DreamHost responded on August 11 with a 60-page brief arguing that the warrant endangers the First Amendment rights of third parties and violates the Fourth Amendment "because it fails to describe the items to be seized with sufficient particularity and because the all-encompassing disclosures it requires are unreasonable." A few days later the company publicly explained that it was taking a stand because the information sought by the government went far beyond the legitimate scope of a criminal investigation. "That information could be used to identify any individuals who used this site to exercise and express political speech protected under the Constitution's First Amendment," it said. "That should be enough to set alarm bells off in anyone's mind. This is, in our opinion, a strong example of investigatory overreach and a clear abuse of government authority."
Yesterday Borchert and another assistant U.S. attorney, Jennifer Kerkhoff, said "the government has no interest in records relating to the 1.3 million IP addresses that are mentioned in DreamHost's numerous press releases and opposition brief." They proposed revising the warrant to make it clear that DreamHost "should not disclose the contents of unpublished draft publications" or "HTTP request and error logs," which include visitors' IP addresses.
Borchert and Kerkhoff said "the warrant was not intended to be used, and will not be used, to 'identify the political dissidents of the current administration,'" as DreamHost alleged. In fact, they said, federal prosecutors did not realize DreamHost would have records that could be used for that purpose. Even if you buy that excuse, which does not reflect well on the technological sophistication of federal prosecutors looking for evidence of criminal activity on the internet, DreamHost's lawyer noted the overbreadth problem in a July 21 email to Borchert, who a week later argued that it should be no barrier to compelling DreamHost's compliance with the warrant. It was only after the negative publicity generated by DreamHost's resistance that Borchert suddenly decided the company's concerns had merit.
In an interview with the London Guardian, Public Citizen attorney Paul Alan Levy dismissed the official explanation for the absurdly broad scope of the original warrant—i.e., that the feds did not realize what kinds of information it covered. Levy said it "defies belief" to suggest that "any competent prosecutor could think that any web host would somehow not retain such sensitive and personal information."

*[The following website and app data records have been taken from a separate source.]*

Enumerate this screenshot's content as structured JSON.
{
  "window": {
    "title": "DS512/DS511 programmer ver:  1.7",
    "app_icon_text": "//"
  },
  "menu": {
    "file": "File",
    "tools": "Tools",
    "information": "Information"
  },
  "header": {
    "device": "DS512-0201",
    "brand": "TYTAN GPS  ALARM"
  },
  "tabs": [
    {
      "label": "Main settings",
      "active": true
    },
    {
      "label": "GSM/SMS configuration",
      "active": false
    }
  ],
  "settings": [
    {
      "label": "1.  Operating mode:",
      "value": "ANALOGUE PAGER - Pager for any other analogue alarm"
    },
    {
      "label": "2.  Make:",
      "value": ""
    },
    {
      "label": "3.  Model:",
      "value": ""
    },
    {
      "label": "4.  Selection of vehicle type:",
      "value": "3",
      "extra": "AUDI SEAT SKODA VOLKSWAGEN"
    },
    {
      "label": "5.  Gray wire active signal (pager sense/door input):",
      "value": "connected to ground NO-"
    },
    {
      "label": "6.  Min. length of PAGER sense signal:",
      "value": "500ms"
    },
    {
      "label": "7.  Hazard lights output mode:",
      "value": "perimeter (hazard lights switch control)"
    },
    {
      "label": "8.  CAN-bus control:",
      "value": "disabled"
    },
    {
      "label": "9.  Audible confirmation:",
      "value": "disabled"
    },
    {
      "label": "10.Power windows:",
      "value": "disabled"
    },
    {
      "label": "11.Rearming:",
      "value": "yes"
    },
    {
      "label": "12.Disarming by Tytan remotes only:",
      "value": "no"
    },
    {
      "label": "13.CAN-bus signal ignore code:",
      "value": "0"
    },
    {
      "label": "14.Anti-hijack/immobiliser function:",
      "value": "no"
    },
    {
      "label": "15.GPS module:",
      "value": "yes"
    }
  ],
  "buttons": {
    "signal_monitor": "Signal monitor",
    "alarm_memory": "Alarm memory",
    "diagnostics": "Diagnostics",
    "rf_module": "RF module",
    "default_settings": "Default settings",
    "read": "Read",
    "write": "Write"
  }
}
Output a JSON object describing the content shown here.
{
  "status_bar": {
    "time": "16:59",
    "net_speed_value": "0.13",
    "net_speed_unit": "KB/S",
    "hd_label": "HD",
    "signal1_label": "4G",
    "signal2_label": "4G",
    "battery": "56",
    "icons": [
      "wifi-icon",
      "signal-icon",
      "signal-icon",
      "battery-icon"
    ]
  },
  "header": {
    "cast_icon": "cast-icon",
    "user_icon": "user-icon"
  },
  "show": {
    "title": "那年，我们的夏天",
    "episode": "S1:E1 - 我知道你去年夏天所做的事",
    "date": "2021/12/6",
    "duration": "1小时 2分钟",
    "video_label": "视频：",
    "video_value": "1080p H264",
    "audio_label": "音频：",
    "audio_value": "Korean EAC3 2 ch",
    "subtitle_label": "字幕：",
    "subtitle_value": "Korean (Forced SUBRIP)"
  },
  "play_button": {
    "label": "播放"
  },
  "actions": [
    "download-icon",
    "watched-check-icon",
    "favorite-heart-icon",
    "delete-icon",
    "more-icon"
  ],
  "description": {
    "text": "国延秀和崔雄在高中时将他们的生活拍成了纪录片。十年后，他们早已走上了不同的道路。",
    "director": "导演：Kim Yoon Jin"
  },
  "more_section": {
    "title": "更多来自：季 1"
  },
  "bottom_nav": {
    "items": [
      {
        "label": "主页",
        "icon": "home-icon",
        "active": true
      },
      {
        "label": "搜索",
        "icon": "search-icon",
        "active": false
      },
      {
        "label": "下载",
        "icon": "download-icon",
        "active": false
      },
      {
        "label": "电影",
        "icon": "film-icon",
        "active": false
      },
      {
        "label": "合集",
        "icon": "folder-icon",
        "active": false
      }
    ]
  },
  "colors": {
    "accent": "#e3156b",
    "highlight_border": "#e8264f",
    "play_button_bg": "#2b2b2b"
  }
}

DreamHost called the Justice Department's backtracking "a huge win for internet privacy." But it added that there are some "remaining First and Fourth Amendment issues raised by this warrant," which are scheduled to be addressed at a hearing tomorrow.